Below are the records; work out how many lines among them contain "variables", and write nothing besides that number.

[Collected data entries]
********
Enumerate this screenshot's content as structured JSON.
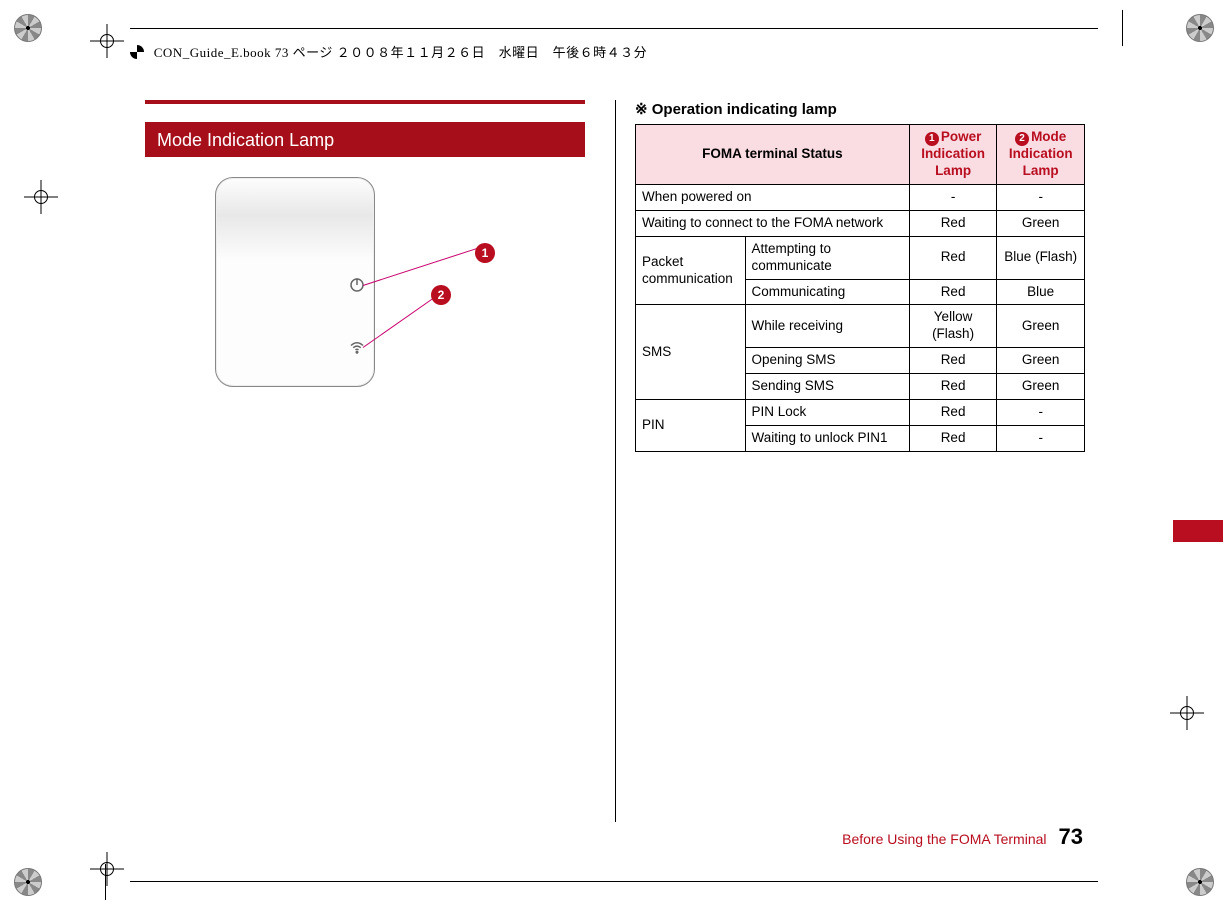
{
  "crop_header": "CON_Guide_E.book  73 ページ  ２００８年１１月２６日　水曜日　午後６時４３分",
  "left": {
    "title": "Mode Indication Lamp",
    "callouts": {
      "one": "1",
      "two": "2"
    }
  },
  "right": {
    "heading": "※ Operation indicating lamp",
    "columns": {
      "status": "FOMA terminal Status",
      "power_badge": "1",
      "power": "Power Indication Lamp",
      "mode_badge": "2",
      "mode": "Mode Indication Lamp"
    },
    "rows": [
      {
        "group": "",
        "status": "When powered on",
        "power": "-",
        "mode": "-"
      },
      {
        "group": "",
        "status": "Waiting to connect to the FOMA network",
        "power": "Red",
        "mode": "Green"
      },
      {
        "group": "Packet communication",
        "status": "Attempting to communicate",
        "power": "Red",
        "mode": "Blue (Flash)"
      },
      {
        "group": "",
        "status": "Communicating",
        "power": "Red",
        "mode": "Blue"
      },
      {
        "group": "SMS",
        "status": "While receiving",
        "power": "Yellow (Flash)",
        "mode": "Green"
      },
      {
        "group": "",
        "status": "Opening SMS",
        "power": "Red",
        "mode": "Green"
      },
      {
        "group": "",
        "status": "Sending SMS",
        "power": "Red",
        "mode": "Green"
      },
      {
        "group": "PIN",
        "status": "PIN Lock",
        "power": "Red",
        "mode": "-"
      },
      {
        "group": "",
        "status": "Waiting to unlock PIN1",
        "power": "Red",
        "mode": "-"
      }
    ]
  },
  "footer": {
    "chapter": "Before Using the FOMA Terminal",
    "page": "73"
  }
}
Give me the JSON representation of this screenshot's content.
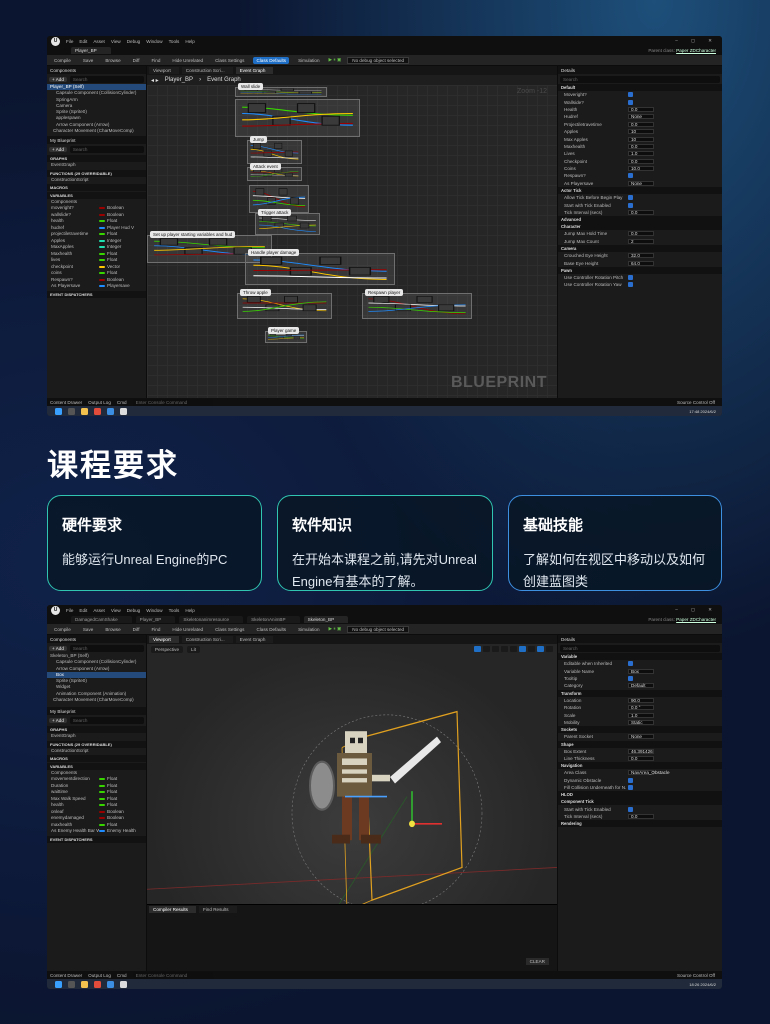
{
  "screenshot1": {
    "menu": [
      "File",
      "Edit",
      "Asset",
      "View",
      "Debug",
      "Window",
      "Tools",
      "Help"
    ],
    "doc_tabs": [
      "Player_BP"
    ],
    "parent_class_label": "Parent class:",
    "parent_class_value": "Paper ZDCharacter",
    "toolbar": {
      "compile": "Compile",
      "save": "Save",
      "browse": "Browse",
      "diff": "Diff",
      "find": "Find",
      "hide_unrelated": "Hide Unrelated",
      "class_settings": "Class Settings",
      "class_defaults": "Class Defaults",
      "simulation": "Simulation",
      "debug_select": "No debug object selected"
    },
    "components_title": "Components",
    "add": "+ Add",
    "search_placeholder": "Search",
    "components": [
      "Player_BP (Self)",
      "Capsule Component (CollisionCylinder)",
      "SpringArm",
      "Camera",
      "Sprite (Sprite0)",
      "applespawn",
      "Arrow Component (Arrow)",
      "Character Movement (CharMoveComp)"
    ],
    "edit_in_cpp": "Edit in C++",
    "myblueprint_title": "My Blueprint",
    "sections": {
      "graphs": "GRAPHS",
      "functions": "FUNCTIONS",
      "functions_count": "(29 OVERRIDABLE)",
      "macros": "MACROS",
      "variables": "VARIABLES",
      "dispatchers": "EVENT DISPATCHERS"
    },
    "graph_items": {
      "event_graph": "EventGraph",
      "construction": "ConstructionScript",
      "components": "Components"
    },
    "variables": [
      {
        "name": "moveright?",
        "type": "Boolean",
        "color": "#9b0000"
      },
      {
        "name": "wallslide?",
        "type": "Boolean",
        "color": "#9b0000"
      },
      {
        "name": "health",
        "type": "Float",
        "color": "#38d500"
      },
      {
        "name": "hudref",
        "type": "Player Hud V",
        "color": "#1f8cff"
      },
      {
        "name": "projectiletravetime",
        "type": "Float",
        "color": "#38d500"
      },
      {
        "name": "Apples",
        "type": "Integer",
        "color": "#1fe0b0"
      },
      {
        "name": "MaxApples",
        "type": "Integer",
        "color": "#1fe0b0"
      },
      {
        "name": "Maxhealth",
        "type": "Float",
        "color": "#38d500"
      },
      {
        "name": "lives",
        "type": "Float",
        "color": "#38d500"
      },
      {
        "name": "checkpoint",
        "type": "Vector",
        "color": "#ffc800"
      },
      {
        "name": "coins",
        "type": "Float",
        "color": "#38d500"
      },
      {
        "name": "Respawn?",
        "type": "Boolean",
        "color": "#9b0000"
      },
      {
        "name": "As Playersave",
        "type": "Playersave",
        "color": "#1f8cff"
      }
    ],
    "viewport_tabs": [
      "Viewport",
      "Construction Scri...",
      "Event Graph"
    ],
    "breadcrumb": [
      "Player_BP",
      "Event Graph"
    ],
    "zoom": "Zoom -12",
    "comments": [
      "Wall slide",
      "Jump",
      "Attack event",
      "Trigger attack",
      "Set up player starting variables and hud",
      "Handle player damage",
      "Throw apple",
      "Respawn player",
      "Player game"
    ],
    "watermark": "BLUEPRINT",
    "details_title": "Details",
    "details_sections": {
      "default": "Default",
      "actor_tick": "Actor Tick",
      "advanced": "Advanced",
      "character": "Character",
      "camera": "Camera",
      "pawn": "Pawn"
    },
    "details_rows": [
      {
        "label": "Moveright?",
        "value": ""
      },
      {
        "label": "Wallside?",
        "value": ""
      },
      {
        "label": "Health",
        "value": "0.0"
      },
      {
        "label": "Hudref",
        "value": "None"
      },
      {
        "label": "Projectiletravetime",
        "value": "0.0"
      },
      {
        "label": "Apples",
        "value": "10"
      },
      {
        "label": "Max Apples",
        "value": "10"
      },
      {
        "label": "Maxhealth",
        "value": "0.0"
      },
      {
        "label": "Lives",
        "value": "1.0"
      },
      {
        "label": "Checkpoint",
        "value": "0.0"
      },
      {
        "label": "Coins",
        "value": "10.0"
      },
      {
        "label": "Respawn?",
        "value": ""
      },
      {
        "label": "As Playersave",
        "value": "None"
      }
    ],
    "tick_rows": [
      {
        "label": "Allow Tick Before Begin Play",
        "value": ""
      },
      {
        "label": "Start with Tick Enabled",
        "value": ""
      },
      {
        "label": "Tick Interval (secs)",
        "value": "0.0"
      }
    ],
    "character_rows": [
      {
        "label": "Jump Max Hold Time",
        "value": "0.0"
      },
      {
        "label": "Jump Max Count",
        "value": "2"
      }
    ],
    "camera_rows": [
      {
        "label": "Crouched Eye Height",
        "value": "32.0"
      },
      {
        "label": "Base Eye Height",
        "value": "64.0"
      }
    ],
    "pawn_rows": [
      {
        "label": "Use Controller Rotation Pitch",
        "value": ""
      },
      {
        "label": "Use Controller Rotation Yaw",
        "value": ""
      }
    ],
    "status": {
      "content_drawer": "Content Drawer",
      "output_log": "Output Log",
      "cmd": "Cmd",
      "console_placeholder": "Enter Console Command",
      "source_control": "Source Control Off"
    },
    "clock": {
      "time": "17:48",
      "date": "2024/6/2"
    }
  },
  "section": {
    "title": "课程要求",
    "cards": [
      {
        "title": "硬件要求",
        "body": "能够运行Unreal Engine的PC"
      },
      {
        "title": "软件知识",
        "body": "在开始本课程之前,请先对Unreal Engine有基本的了解。"
      },
      {
        "title": "基础技能",
        "body": "了解如何在视区中移动以及如何创建蓝图类"
      }
    ]
  },
  "screenshot2": {
    "doc_tabs": [
      "DamagedCamShake",
      "Player_BP",
      "Skeletonanimresource",
      "SkeletonAnimBP",
      "Skeleton_BP"
    ],
    "components": [
      "Skeleton_BP (Self)",
      "Capsule Component (CollisionCylinder)",
      "Arrow Component (Arrow)",
      "Box",
      "Sprite (Sprite0)",
      "Widget",
      "Animation Component (Animation)",
      "Character Movement (CharMoveComp)"
    ],
    "variables": [
      {
        "name": "movementdirection",
        "type": "Float",
        "color": "#38d500"
      },
      {
        "name": "Duration",
        "type": "Float",
        "color": "#38d500"
      },
      {
        "name": "waittime",
        "type": "Float",
        "color": "#38d500"
      },
      {
        "name": "Max Walk Speed",
        "type": "Float",
        "color": "#38d500"
      },
      {
        "name": "health",
        "type": "Float",
        "color": "#38d500"
      },
      {
        "name": "onleaf",
        "type": "Boolean",
        "color": "#9b0000"
      },
      {
        "name": "enemydamaged",
        "type": "Boolean",
        "color": "#9b0000"
      },
      {
        "name": "maxhealth",
        "type": "Float",
        "color": "#38d500"
      },
      {
        "name": "As Enemy Health Bar WB",
        "type": "Enemy Health",
        "color": "#1f8cff"
      }
    ],
    "viewport_labels": [
      "Perspective",
      "Lit"
    ],
    "details_sections": {
      "variable": "Variable",
      "transform": "Transform",
      "sockets": "Sockets",
      "shape": "Shape",
      "navigation": "Navigation",
      "hlod": "HLOD",
      "component_tick": "Component Tick",
      "rendering": "Rendering"
    },
    "detail_rows": [
      {
        "label": "Editable when Inherited",
        "value": ""
      },
      {
        "label": "Variable Name",
        "value": "Box"
      },
      {
        "label": "Tooltip",
        "value": ""
      },
      {
        "label": "Category",
        "value": "Default"
      }
    ],
    "transform_rows": [
      {
        "label": "Location",
        "value": "90.0"
      },
      {
        "label": "Rotation",
        "value": "0.0 °"
      },
      {
        "label": "Scale",
        "value": "1.0"
      },
      {
        "label": "Mobility",
        "value": "Static"
      }
    ],
    "shape_rows": [
      {
        "label": "Box Extent",
        "value": "46.391426"
      },
      {
        "label": "Line Thickness",
        "value": "0.0"
      }
    ],
    "nav_rows": [
      {
        "label": "Area Class",
        "value": "NavArea_Obstacle"
      },
      {
        "label": "Dynamic Obstacle",
        "value": ""
      },
      {
        "label": "Fill Collision Underneath for N...",
        "value": ""
      }
    ],
    "tick_rows": [
      {
        "label": "Start with Tick Enabled",
        "value": ""
      },
      {
        "label": "Tick Interval (secs)",
        "value": "0.0"
      }
    ],
    "parent_socket": "Parent Socket",
    "parent_socket_value": "None",
    "compiler_results": "Compiler Results",
    "find_results": "Find Results",
    "clear": "CLEAR",
    "clock": {
      "time": "18:26",
      "date": "2024/6/2"
    }
  }
}
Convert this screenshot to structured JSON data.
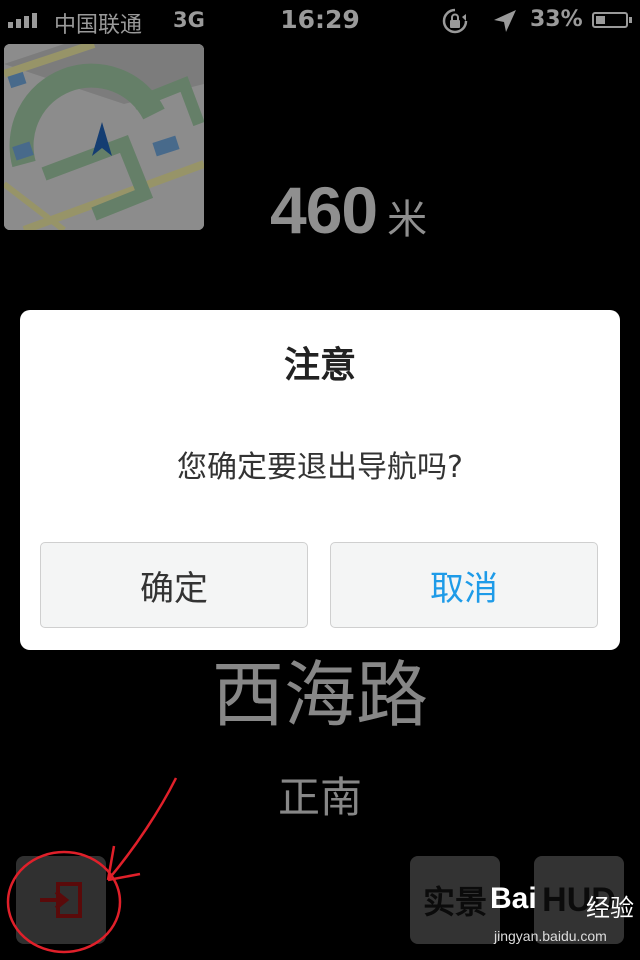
{
  "status_bar": {
    "carrier": "中国联通",
    "network": "3G",
    "time": "16:29",
    "battery": "33%",
    "battery_level": 0.33,
    "icons": [
      "signal-icon",
      "rotation-lock-icon",
      "location-arrow-icon",
      "battery-icon"
    ]
  },
  "navigation": {
    "distance_value": "460",
    "distance_unit": "米",
    "road_name": "西海路",
    "direction": "正南",
    "buttons": {
      "exit_icon": "exit-door-icon",
      "real_view": "实景",
      "hud": "HUD"
    }
  },
  "dialog": {
    "title": "注意",
    "message": "您确定要退出导航吗?",
    "confirm_label": "确定",
    "cancel_label": "取消",
    "cancel_color": "#1e9be8"
  },
  "watermark": {
    "brand": "Bai",
    "brand_suffix": "经验",
    "url": "jingyan.baidu.com"
  }
}
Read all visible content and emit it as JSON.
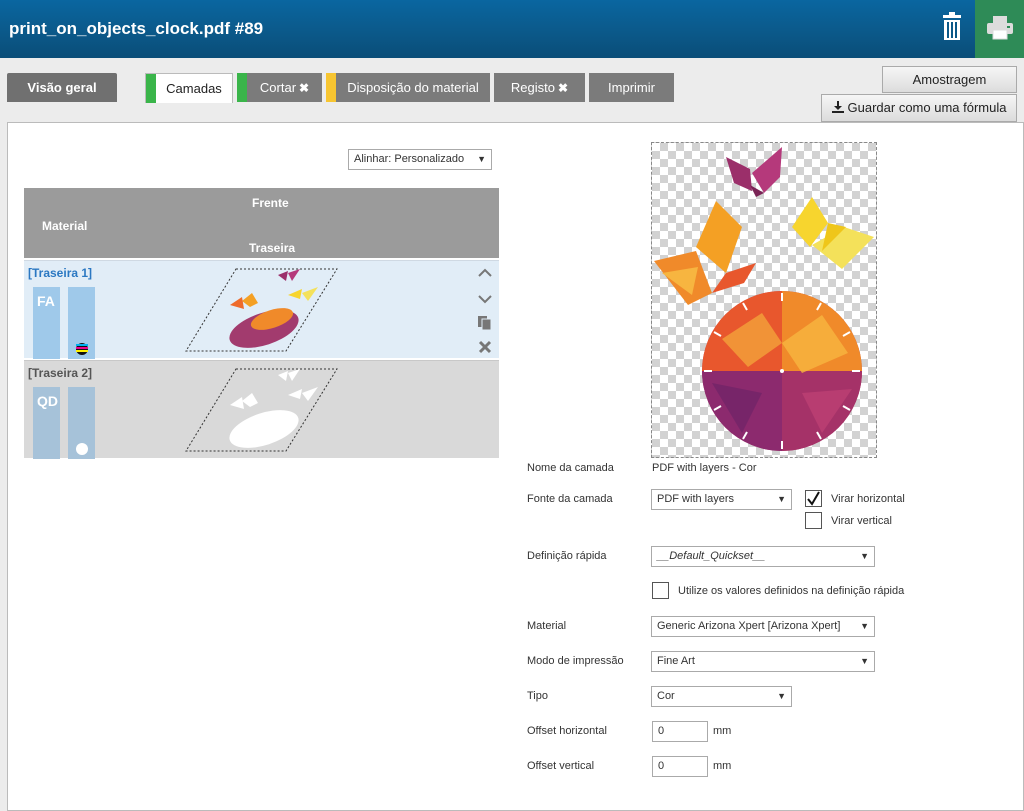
{
  "window": {
    "title": "print_on_objects_clock.pdf #89"
  },
  "icons": {
    "trash": "trash-icon",
    "print": "printer-icon"
  },
  "colors": {
    "titlebar": "#0b5888",
    "print_button": "#2e8b57",
    "mark_green": "#3ab54a",
    "mark_yellow": "#f7c531",
    "link_blue": "#2b78c2"
  },
  "tabs": {
    "overview": "Visão geral",
    "layers": "Camadas",
    "cut": "Cortar",
    "layout": "Disposição do material",
    "register": "Registo",
    "print": "Imprimir",
    "close_glyph": "✖"
  },
  "buttons": {
    "sample": "Amostragem",
    "save_formula": "Guardar como uma fórmula"
  },
  "align": {
    "value": "Alinhar: Personalizado"
  },
  "table": {
    "header_front": "Frente",
    "header_material": "Material",
    "header_back": "Traseira",
    "rows": [
      {
        "label": "[Traseira 1]",
        "badge": "FA"
      },
      {
        "label": "[Traseira 2]",
        "badge": "QD"
      }
    ]
  },
  "props": {
    "layer_name_label": "Nome da camada",
    "layer_name_value": "PDF with layers - Cor",
    "layer_source_label": "Fonte da camada",
    "layer_source_value": "PDF with layers",
    "flip_h": "Virar horizontal",
    "flip_v": "Virar vertical",
    "quickset_label": "Definição rápida",
    "quickset_value": "__Default_Quickset__",
    "use_quickset": "Utilize os valores definidos na definição rápida",
    "material_label": "Material",
    "material_value": "Generic Arizona Xpert [Arizona Xpert]",
    "print_mode_label": "Modo de impressão",
    "print_mode_value": "Fine Art",
    "type_label": "Tipo",
    "type_value": "Cor",
    "offset_h_label": "Offset horizontal",
    "offset_h_value": "0",
    "offset_v_label": "Offset vertical",
    "offset_v_value": "0",
    "unit": "mm"
  }
}
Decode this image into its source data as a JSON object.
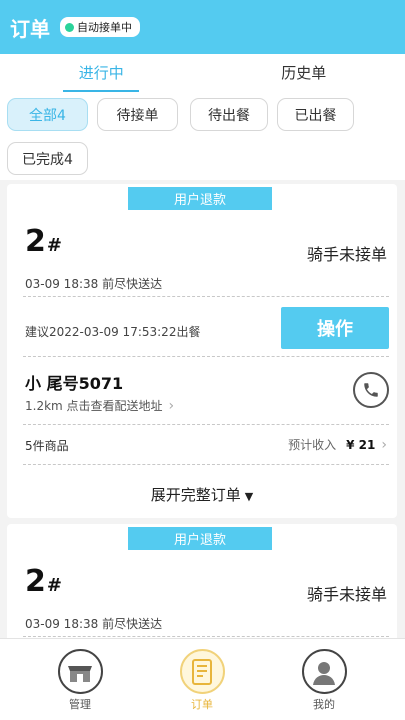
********
OUTPUT OF THE EXERCISE -
4